Phase I will begin for an initial two-week trial Oct. 5-16, which includes a five-day mini-fall break Oct. 8-12 — Thursday is parent/teacher conference; Friday is no school; and Monday, Oct. 12, is the Columbus Day holiday. Students return Tuesday, Oct. 13, for another three days as Friday is still reserved for remote learners.
“That will give us time to work out the kinks,” said Hayes, who plans to meet weekly with school administration to review and monitor the situation. “If we continue to work on social distancing as we can, we may be able to pull this thing off for a little while. But if we’re not careful, this could be a super exposure situation.”
Hayes noted the 35-member transition team looked at several factors during its Sept. 25 meeting in making a recommendation to the school board. A survey of parents early that week showed the majority of parents are ready for students to return to school. Hayes commended the parental response to the poll, which generated 1064 responses representing the equivalent of 1500 Unit 1 students — that’s an 80% response the expected parent population rate. Of those responding, 30% “are still very, very concerned about COVID. About 30% of our kids are on full-remote overall. Most of those have special medical situations.”

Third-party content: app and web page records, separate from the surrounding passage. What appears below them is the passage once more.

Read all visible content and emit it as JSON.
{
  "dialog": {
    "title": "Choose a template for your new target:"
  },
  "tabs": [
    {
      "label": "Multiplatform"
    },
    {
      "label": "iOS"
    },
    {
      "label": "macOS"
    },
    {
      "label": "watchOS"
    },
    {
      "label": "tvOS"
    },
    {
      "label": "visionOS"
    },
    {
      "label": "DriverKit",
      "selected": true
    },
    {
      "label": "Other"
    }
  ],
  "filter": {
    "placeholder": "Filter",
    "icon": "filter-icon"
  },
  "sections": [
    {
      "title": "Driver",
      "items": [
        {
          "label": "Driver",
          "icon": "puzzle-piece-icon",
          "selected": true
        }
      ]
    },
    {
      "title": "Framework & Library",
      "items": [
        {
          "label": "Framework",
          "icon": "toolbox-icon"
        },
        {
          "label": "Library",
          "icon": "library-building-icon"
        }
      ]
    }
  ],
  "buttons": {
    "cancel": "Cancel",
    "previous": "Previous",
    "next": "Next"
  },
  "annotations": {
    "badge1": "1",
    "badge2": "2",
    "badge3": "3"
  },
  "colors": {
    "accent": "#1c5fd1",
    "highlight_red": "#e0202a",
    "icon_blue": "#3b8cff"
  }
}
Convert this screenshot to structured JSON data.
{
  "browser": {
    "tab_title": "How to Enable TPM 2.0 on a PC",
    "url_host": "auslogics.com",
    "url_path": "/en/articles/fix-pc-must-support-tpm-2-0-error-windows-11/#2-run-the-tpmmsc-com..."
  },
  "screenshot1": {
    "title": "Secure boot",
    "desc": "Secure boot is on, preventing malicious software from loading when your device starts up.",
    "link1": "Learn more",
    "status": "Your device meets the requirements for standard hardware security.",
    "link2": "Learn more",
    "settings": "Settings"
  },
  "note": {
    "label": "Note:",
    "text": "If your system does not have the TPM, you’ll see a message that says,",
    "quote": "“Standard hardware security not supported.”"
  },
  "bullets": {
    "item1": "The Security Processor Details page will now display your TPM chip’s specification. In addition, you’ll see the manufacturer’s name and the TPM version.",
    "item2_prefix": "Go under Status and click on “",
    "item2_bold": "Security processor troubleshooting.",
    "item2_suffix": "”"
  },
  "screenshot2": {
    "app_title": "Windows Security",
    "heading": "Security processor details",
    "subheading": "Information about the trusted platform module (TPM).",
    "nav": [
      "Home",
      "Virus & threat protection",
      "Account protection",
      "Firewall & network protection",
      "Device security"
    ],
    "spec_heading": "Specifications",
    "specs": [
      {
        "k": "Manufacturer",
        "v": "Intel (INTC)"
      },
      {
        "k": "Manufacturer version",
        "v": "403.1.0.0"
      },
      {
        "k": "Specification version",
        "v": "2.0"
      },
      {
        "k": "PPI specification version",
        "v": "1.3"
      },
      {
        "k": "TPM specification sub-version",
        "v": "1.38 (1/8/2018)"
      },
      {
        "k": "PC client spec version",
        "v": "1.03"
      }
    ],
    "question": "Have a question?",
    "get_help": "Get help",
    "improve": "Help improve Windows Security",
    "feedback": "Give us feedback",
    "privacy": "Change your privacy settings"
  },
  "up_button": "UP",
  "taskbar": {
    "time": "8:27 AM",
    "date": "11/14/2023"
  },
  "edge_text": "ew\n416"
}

But most concerning are other numbers. At Monday’s meeting, the board looked at F ratios and%s of F at mid-terms compared to last year — they’ve increased 200 to 400%.
“There are a lot of kids not making the normal achievement levels. It’s not the students’ fault, the teachers’ fault, the parents’ fault; it’s just the schedule that we’re trying to make work isn’t working,” Hayes said. “If you’re going to fail 30 to 40% of your students, what’s the point? Failing means they’re not learning the material. We’re not able to teach it. We’ve got to try to do something different.
“I’m sure there are people frustrated thinking the teachers haven’t done enough. But I’ve seen with my own eyes — teachers are working harder than they ever have before. This current schedule and setup doesn’t lend itself to learning,” he continued. “I think some of them will be relieved if we can get some kids in front of them, even if it’s for a shorter amount of time. Kids being in front of teachers is the one thing we took away from them in this schedule. I really think that’s a critical attribute in this learning process.”